'Big Marijuana' is like the boogeyman in the marijuana world right now. Marijuana opponents warn of the imminent demise of American society due to the threat of big marijuana. Those claims are nothing more than scare mongering. Many people in the marijuana movement and industry fear a corporate takeover of marijuana, and those fears are well founded in my opinion. Travel guru Rick Steves has some stellar advice to combat the corporate takeover of marijuana - grow your own.
Rick Steves offered up that advice in an interview he did with KUOW a few weeks back. The comments came as Rick Steves was discussing the need for Washington State to add a home cultivation provision to its marijuana legalization law. As it stands right now, Washington is the only state to legalize marijuana but yet not allow home cultivation. Per KUOW:
Rick Steves doesn't think Big Marijuana should control your pot. That's one reason people in Washington state should be able to grow their own weed, Steves told KUOW's Jeannie Yandel.

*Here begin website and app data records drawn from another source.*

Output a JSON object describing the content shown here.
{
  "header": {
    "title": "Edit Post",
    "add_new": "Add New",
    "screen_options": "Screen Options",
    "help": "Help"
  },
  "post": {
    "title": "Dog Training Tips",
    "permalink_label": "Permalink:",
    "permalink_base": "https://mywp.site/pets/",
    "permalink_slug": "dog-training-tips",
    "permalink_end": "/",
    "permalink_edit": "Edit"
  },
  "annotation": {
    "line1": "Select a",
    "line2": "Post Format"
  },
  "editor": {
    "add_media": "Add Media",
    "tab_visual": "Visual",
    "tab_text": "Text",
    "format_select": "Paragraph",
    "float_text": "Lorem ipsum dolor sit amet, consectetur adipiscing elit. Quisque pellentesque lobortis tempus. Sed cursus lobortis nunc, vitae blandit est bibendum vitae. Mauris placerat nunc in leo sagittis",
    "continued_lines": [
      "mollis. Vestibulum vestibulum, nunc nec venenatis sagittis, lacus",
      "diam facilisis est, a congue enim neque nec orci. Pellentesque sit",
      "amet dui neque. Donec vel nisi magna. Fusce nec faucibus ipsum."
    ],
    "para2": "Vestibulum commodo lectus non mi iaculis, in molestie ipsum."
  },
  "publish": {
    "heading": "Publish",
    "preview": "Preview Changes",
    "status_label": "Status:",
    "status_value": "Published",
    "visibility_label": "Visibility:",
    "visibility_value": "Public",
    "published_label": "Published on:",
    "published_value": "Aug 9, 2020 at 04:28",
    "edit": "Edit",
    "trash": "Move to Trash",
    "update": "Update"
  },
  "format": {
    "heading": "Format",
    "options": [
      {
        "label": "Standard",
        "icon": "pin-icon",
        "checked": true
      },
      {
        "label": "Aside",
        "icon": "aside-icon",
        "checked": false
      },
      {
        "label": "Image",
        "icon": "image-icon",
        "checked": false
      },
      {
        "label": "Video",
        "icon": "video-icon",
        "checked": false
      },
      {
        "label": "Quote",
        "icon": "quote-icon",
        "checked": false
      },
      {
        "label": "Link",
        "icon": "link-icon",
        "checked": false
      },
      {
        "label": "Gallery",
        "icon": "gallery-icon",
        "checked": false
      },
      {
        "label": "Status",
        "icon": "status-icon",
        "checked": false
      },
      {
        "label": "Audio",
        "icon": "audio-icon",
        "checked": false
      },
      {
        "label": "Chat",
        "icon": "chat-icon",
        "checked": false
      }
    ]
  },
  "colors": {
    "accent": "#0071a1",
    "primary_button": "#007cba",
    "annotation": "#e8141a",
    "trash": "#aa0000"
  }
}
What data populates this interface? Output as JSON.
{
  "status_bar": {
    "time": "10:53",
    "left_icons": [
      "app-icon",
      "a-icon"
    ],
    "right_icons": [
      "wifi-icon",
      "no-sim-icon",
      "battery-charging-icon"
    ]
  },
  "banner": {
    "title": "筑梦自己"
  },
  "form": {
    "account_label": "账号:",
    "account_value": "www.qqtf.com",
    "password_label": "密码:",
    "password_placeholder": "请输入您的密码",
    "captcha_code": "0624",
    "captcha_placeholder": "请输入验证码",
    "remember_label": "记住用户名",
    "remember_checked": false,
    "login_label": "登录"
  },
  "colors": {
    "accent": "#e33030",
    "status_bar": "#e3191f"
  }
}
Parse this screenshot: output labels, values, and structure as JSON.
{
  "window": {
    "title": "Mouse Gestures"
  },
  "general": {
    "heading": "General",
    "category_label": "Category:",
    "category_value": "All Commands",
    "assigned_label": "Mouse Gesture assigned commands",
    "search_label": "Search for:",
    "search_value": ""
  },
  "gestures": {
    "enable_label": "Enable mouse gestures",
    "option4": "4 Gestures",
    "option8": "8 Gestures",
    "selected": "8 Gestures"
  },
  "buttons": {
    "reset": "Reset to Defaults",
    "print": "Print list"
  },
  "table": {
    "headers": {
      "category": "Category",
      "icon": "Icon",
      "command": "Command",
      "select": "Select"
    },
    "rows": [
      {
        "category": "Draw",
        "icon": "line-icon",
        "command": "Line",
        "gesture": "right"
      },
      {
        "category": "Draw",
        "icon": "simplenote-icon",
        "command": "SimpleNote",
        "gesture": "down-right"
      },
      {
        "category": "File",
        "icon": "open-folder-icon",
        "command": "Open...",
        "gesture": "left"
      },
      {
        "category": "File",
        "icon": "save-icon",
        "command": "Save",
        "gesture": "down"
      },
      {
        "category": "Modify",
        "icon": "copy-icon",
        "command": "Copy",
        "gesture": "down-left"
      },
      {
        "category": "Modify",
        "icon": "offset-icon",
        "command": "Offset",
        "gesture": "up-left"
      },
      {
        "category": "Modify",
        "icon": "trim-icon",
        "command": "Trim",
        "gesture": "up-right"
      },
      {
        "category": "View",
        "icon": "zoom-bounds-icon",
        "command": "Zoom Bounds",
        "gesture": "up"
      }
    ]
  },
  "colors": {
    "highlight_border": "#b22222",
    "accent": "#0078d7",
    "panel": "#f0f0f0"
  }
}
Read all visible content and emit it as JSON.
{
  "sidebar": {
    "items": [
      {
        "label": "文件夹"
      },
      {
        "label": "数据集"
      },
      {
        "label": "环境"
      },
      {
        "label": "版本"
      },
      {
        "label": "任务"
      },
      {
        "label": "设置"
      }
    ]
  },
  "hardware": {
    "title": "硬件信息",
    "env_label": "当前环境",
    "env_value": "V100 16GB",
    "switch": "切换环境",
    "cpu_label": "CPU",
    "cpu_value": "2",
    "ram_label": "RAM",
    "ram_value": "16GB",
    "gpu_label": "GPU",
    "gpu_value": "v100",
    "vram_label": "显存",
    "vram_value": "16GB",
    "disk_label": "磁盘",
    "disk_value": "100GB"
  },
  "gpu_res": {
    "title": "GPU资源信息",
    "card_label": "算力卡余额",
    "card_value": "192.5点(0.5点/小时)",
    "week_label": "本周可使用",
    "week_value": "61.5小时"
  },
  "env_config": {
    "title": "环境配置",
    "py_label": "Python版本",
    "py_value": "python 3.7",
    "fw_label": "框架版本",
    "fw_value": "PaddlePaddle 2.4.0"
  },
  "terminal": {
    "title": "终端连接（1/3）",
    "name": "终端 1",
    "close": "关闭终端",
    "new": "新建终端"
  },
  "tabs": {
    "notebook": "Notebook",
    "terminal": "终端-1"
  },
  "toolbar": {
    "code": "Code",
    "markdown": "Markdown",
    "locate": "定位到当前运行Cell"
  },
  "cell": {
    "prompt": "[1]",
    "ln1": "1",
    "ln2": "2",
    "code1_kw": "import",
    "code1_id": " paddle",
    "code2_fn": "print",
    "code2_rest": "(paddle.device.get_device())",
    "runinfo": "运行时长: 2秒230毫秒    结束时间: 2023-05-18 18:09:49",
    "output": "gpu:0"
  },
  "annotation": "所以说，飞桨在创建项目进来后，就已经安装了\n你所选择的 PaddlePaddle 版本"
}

"I don't want marijuana to go the route of tobacco and have Joe Camel and Big Tobacco and Big Marijuana" dominate the industry, Steves said. "If there's money to be made, it's going to attract big corporate interests and they're going to have the clout. I like the idea of having home grow because it gives people an option to having to buy something from a giant organization. They can just have a few plants on the window sill, and it's not a big deal."
The host of Travels With Rick Steves was a big supporter of the state's original marijuana initiative, I-502, which passed in 2012 and took effect last year. Now he supports a proposal to allow people to grow six of their own marijuana plants. It could be considered next year in the state Legislature.
I personally have no plans to purchase corporate marijuana. That's not to say that I outright oppose corporate marijuana, I just think that marijuana grown by smaller growers tends to be better because the plants get more attention, and I always root for and support the 'little guy.' I don't grow right now, but I intend to do so this next grow season either at my house or at a family members. The right to grow marijuana at home is something that every state needs to include in its legalization reforms. Washington's initiative should serve as a lesson to all other states that follow.